Assignment → Please return each of the entries below exactly as they appear.

Information →
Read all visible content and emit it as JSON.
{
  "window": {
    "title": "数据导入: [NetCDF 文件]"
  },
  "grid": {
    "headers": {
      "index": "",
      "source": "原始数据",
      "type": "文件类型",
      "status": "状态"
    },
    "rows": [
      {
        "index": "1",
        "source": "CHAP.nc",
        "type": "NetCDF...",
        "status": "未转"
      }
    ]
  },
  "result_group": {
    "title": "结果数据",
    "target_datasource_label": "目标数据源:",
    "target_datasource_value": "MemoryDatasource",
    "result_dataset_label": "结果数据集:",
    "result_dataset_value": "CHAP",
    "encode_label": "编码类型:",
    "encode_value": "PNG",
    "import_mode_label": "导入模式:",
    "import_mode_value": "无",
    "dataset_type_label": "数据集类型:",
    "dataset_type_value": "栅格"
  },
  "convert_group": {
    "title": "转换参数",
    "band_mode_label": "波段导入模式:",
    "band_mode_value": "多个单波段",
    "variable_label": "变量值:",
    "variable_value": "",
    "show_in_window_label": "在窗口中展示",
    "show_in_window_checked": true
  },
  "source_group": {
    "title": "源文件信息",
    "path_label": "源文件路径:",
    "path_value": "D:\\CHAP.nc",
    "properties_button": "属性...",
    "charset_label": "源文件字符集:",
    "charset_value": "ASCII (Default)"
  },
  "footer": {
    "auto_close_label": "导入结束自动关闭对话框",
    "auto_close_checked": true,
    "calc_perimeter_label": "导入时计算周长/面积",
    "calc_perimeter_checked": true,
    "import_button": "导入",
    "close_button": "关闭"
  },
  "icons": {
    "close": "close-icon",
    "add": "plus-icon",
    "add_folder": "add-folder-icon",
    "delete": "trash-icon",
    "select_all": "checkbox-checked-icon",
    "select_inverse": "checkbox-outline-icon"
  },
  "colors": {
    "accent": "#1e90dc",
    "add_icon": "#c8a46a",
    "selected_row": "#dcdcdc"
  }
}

Exercise solution →
Read all visible content and emit it as JSON.
{
  "window": {
    "title": "数据导入: [NetCDF 文件]"
  },
  "grid": {
    "headers": {
      "index": "",
      "source": "原始数据",
      "type": "文件类型",
      "status": "状态"
    },
    "rows": [
      {
        "index": "1",
        "source": "CHAP.nc",
        "type": "NetCDF...",
        "status": "未转"
      }
    ]
  },
  "result_group": {
    "title": "结果数据",
    "target_datasource_label": "目标数据源:",
    "target_datasource_value": "MemoryDatasource",
    "result_dataset_label": "结果数据集:",
    "result_dataset_value": "CHAP",
    "encode_label": "编码类型:",
    "encode_value": "PNG",
    "import_mode_label": "导入模式:",
    "import_mode_value": "无",
    "dataset_type_label": "数据集类型:",
    "dataset_type_value": "栅格"
  },
  "convert_group": {
    "title": "转换参数",
    "band_mode_label": "波段导入模式:",
    "band_mode_value": "多个单波段",
    "variable_label": "变量值:",
    "variable_value": "",
    "show_in_window_label": "在窗口中展示",
    "show_in_window_checked": true
  },
  "source_group": {
    "title": "源文件信息",
    "path_label": "源文件路径:",
    "path_value": "D:\\CHAP.nc",
    "properties_button": "属性...",
    "charset_label": "源文件字符集:",
    "charset_value": "ASCII (Default)"
  },
  "footer": {
    "auto_close_label": "导入结束自动关闭对话框",
    "auto_close_checked": true,
    "calc_perimeter_label": "导入时计算周长/面积",
    "calc_perimeter_checked": true,
    "import_button": "导入",
    "close_button": "关闭"
  },
  "icons": {
    "close": "close-icon",
    "add": "plus-icon",
    "add_folder": "add-folder-icon",
    "delete": "trash-icon",
    "select_all": "checkbox-checked-icon",
    "select_inverse": "checkbox-outline-icon"
  },
  "colors": {
    "accent": "#1e90dc",
    "add_icon": "#c8a46a",
    "selected_row": "#dcdcdc"
  }
}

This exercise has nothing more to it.